**Supplied records:**

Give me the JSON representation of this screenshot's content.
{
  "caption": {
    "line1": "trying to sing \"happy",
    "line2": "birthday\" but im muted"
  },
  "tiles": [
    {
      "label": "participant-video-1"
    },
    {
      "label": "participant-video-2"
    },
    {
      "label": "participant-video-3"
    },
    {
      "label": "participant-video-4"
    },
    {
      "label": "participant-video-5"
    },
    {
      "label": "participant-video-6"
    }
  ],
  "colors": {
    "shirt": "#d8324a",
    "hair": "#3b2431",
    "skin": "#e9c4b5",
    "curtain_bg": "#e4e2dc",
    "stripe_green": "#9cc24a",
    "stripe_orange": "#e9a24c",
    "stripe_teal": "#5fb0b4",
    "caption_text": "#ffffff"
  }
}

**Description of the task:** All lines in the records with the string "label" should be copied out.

**Completed exercise:**
      "label": "participant-video-1"
      "label": "participant-video-2"
      "label": "participant-video-3"
      "label": "participant-video-4"
      "label": "participant-video-5"
      "label": "participant-video-6"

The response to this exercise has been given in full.